= Exercise details =
In the entries below, some lines hold the string "JSON"; please say how many, giving the number and nothing else.

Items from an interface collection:
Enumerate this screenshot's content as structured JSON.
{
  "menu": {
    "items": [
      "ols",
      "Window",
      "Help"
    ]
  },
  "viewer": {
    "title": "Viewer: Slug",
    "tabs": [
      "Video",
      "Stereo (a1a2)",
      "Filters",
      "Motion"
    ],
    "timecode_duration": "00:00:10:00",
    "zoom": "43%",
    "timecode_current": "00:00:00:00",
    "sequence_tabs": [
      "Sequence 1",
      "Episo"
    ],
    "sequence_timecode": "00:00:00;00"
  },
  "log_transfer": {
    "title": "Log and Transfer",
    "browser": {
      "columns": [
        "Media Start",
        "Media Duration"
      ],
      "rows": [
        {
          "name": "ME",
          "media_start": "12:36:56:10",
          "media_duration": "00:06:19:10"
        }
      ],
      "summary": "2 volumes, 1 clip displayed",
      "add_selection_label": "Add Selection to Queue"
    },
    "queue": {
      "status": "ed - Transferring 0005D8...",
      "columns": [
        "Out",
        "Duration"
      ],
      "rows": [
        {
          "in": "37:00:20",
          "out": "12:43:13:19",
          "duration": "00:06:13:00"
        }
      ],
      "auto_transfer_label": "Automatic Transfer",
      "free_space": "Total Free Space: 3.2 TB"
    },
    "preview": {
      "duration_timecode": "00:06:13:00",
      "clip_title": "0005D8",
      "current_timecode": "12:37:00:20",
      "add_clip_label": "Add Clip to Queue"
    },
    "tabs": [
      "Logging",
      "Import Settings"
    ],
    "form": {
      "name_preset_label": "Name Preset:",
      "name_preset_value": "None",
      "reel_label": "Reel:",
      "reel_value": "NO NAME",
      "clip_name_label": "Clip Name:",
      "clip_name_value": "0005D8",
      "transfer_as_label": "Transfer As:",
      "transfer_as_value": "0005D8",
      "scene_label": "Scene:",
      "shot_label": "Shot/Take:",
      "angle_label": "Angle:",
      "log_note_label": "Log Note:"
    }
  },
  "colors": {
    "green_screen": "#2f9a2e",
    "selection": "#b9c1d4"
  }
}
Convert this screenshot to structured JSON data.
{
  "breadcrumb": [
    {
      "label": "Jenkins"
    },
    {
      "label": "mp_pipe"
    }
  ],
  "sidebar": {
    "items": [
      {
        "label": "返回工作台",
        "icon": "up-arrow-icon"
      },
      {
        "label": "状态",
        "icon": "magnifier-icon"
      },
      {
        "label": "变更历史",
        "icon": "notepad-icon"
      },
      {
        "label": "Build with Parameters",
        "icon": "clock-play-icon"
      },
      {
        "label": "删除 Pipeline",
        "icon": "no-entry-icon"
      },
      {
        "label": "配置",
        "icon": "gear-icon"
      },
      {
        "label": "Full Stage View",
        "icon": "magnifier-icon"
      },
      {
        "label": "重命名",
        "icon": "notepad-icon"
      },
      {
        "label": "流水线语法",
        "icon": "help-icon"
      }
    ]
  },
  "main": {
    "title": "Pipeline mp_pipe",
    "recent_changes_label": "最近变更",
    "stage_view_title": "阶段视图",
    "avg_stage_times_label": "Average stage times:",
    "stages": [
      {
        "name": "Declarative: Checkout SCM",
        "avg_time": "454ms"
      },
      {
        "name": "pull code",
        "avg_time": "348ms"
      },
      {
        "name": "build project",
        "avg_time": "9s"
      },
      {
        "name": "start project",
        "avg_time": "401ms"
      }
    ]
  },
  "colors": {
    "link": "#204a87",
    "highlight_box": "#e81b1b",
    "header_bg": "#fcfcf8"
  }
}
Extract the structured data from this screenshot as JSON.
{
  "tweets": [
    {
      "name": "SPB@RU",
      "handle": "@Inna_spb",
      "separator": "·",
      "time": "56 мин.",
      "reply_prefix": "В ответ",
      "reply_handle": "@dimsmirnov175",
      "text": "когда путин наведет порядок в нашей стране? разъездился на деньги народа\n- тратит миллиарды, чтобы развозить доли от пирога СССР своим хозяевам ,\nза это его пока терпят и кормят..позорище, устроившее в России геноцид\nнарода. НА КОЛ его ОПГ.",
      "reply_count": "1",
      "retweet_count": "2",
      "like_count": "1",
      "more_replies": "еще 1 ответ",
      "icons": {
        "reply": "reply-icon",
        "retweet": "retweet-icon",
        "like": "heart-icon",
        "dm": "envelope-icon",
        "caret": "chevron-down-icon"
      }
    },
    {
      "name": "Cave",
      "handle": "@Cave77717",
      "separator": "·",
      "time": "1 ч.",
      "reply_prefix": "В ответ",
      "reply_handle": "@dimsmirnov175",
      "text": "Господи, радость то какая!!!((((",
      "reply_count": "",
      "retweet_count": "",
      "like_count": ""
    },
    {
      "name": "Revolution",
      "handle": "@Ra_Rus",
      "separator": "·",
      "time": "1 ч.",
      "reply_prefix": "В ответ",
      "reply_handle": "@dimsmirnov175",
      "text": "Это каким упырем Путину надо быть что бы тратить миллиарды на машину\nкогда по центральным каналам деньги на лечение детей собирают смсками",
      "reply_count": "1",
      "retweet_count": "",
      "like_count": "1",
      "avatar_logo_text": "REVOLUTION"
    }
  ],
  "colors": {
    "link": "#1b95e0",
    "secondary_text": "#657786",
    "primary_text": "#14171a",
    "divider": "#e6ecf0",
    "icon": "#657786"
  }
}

= Task result =
3